According to the Twin Cities Ordnance Plant Historic Plant Investigation, (Vogel & Crown)Aca,!A? The supply of available factory workers was consequently declining just at the time that industry was expanding. The labor supply shortfall was partly filled by women, African-Americans, the elderly, and other formerly excluded groups. The TCOP or Twin Cities Ordanance Plant (in Arden Hills, Minn.) and other war industries created unprecedented opportunities for women, African-Americans, Hispanics and other minorities to earn a livelihood.Aca,!A?
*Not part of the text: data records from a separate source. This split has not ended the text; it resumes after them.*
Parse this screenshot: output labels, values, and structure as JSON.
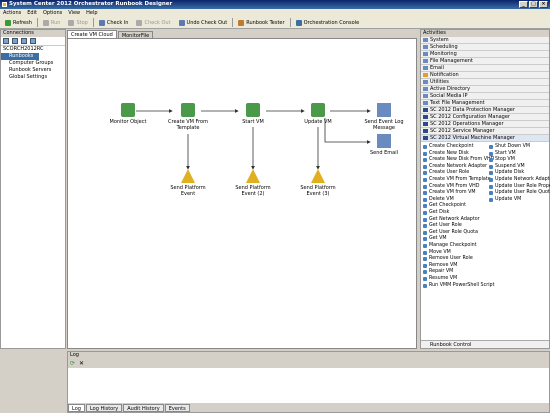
{
  "window": {
    "title": "System Center 2012 Orchestrator Runbook Designer",
    "buttons": [
      "_",
      "□",
      "×"
    ]
  },
  "menu": [
    "Actions",
    "Edit",
    "Options",
    "View",
    "Help"
  ],
  "toolbar": {
    "refresh": "Refresh",
    "run": "Run",
    "stop": "Stop",
    "check_in": "Check In",
    "check_out": "Check Out",
    "undo_check_out": "Undo Check Out",
    "runbook_tester": "Runbook Tester",
    "orch_console": "Orchestration Console"
  },
  "connections": {
    "title": "Connections",
    "tree": [
      "SCORCH2012RC",
      "Runbooks",
      "Computer Groups",
      "Runbook Servers",
      "Global Settings"
    ]
  },
  "tabs": [
    "Create VM Cloud",
    "MonitorFile"
  ],
  "workflow": {
    "monitor": "Monitor Object",
    "create_vm": "Create VM From Template",
    "start_vm": "Start VM",
    "update_vm": "Update VM",
    "send_event_log": "Send Event Log Message",
    "send_email": "Send Email",
    "spe1": "Send Platform Event",
    "spe2": "Send Platform Event (2)",
    "spe3": "Send Platform Event (3)"
  },
  "activities": {
    "title": "Activities",
    "categories": [
      "System",
      "Scheduling",
      "Monitoring",
      "File Management",
      "Email",
      "Notification",
      "Utilities",
      "Active Directory",
      "Social Media IP",
      "Text File Management",
      "SC 2012 Data Protection Manager",
      "SC 2012 Configuration Manager",
      "SC 2012 Operations Manager",
      "SC 2012 Service Manager",
      "SC 2012 Virtual Machine Manager"
    ],
    "vmm_col1": [
      "Create Checkpoint",
      "Create New Disk",
      "Create New Disk From VHD",
      "Create Network Adapter",
      "Create User Role",
      "Create VM From Template",
      "Create VM From VHD",
      "Create VM from VM",
      "Delete VM",
      "Get Checkpoint",
      "Get Disk",
      "Get Network Adaptor",
      "Get User Role",
      "Get User Role Quota",
      "Get VM",
      "Manage Checkpoint",
      "Move VM",
      "Remove User Role",
      "Remove VM",
      "Repair VM",
      "Resume VM",
      "Run VMM PowerShell Script"
    ],
    "vmm_col2": [
      "Shut Down VM",
      "Start VM",
      "Stop VM",
      "Suspend VM",
      "Update Disk",
      "Update Network Adapter",
      "Update User Role Property",
      "Update User Role Quota",
      "Update VM"
    ],
    "runbook_control": "Runbook Control"
  },
  "log": {
    "title": "Log",
    "tabs": [
      "Log",
      "Log History",
      "Audit History",
      "Events"
    ]
  },
  "colors": {
    "accent": "#0a246a",
    "title_grad_end": "#3a6ea5"
  }
}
Even though Executive Order 8802 removed pre-existing barriers, the creation of the order wasnAca,!a,,ct as simple as an overnight decision. Predating Executive Order 8802 was A. Philip Randolph. Head of the Brotherhood of Railway Car Workers, Randolph advocated the inclusion of African-Americans as government employees.

It is believed that Roosevelt issued Executive Order 8802 as a result of RandolphAca,!a,,cs threat to march on Washington, D.C.-- many years before Dr. Martin Luther King Jr. did so successfully.

Joint Munitions Command historian Keri Pleasant added a broader view to the impact of Executive Order 8802.

Aca,!A"In World War II the Ordnance Department owned over 112 ammunition installations and the contractors operating the plants hired between 10-20,000 workers at each plant during wartime periods -- we needed the whole country to come together to fill these positions,Aca,!A? Pleasant said.

In addition, Pleasant said Rock Island Arsenal in Illinois employed African-Americans during World War I in the manufacturing sector but there were also African-Americans employed at the ammunition plants -- she just needed to locate the supporting documents.

She said, Aca,!A"The first decision was to search at the installation level (for supporting documents). ItAca,!a,,cs often an EEO break out of employees that reveals the number of African-Americans.Aca,!A? Pleasant added,Aca,!A? But then comes the task of finding historical files to further support their inclusion.Aca,!A?

As a historian, Pleasant seeks to locate historical documents that tend to tell the story from the plants, often during command assessments. Aca,!A"We ask that historical reports are accompanied by supporting documents -- we try to encourage people (historical officers) to give us that back up.Aca,!A?

Most importantly she said, Aca,!A"Yes, we are out there asking -- we probably could ask more.Aca,!A? But Pleasant noted that Aca,!A"weAca,!a,,cre trying to save more electronically.Aca,!A?

The value of documentation of everyday and historical events is important to JMC. Questions concerning the command in earlier days as well as the environment of the plants comes with a command as complex as JMC. Aca,!A"ItAca,!a,,cs always good to find answers,Aca,!A? said Pleasant. Aca,!A"These questions come up and will come up in the future.Aca,!A?

While some of the defense plants directly affected by Executive Order 8802 are long gone, others remain open and operational. Determining how the ammunition lines looked some 68 years ago is no easy task, as command historian Pleasant explained. Joint Munitions Command historical data notes an increase in the hiring of African-American employees in such plants and there is the executive order that required it.

However, there is one ammunition plant that has unique, tangible evidence supporting a history that began with Executive Order 8802.

JMCAca,!a,,cs McAlester Army Ammunition Plant, formerly McAlester Naval Depot, houses an open account of what the plant was like following the executive order. The account gives a feel for the environment of the depot and efforts to keep the mission going despite obvious changes.

Ultimately, you cannot change history nor the circumstances that shaped it; but you can acknowledge and celebrate the journey thus far.

Page last updated Tue March 10th, 2009 at 09:26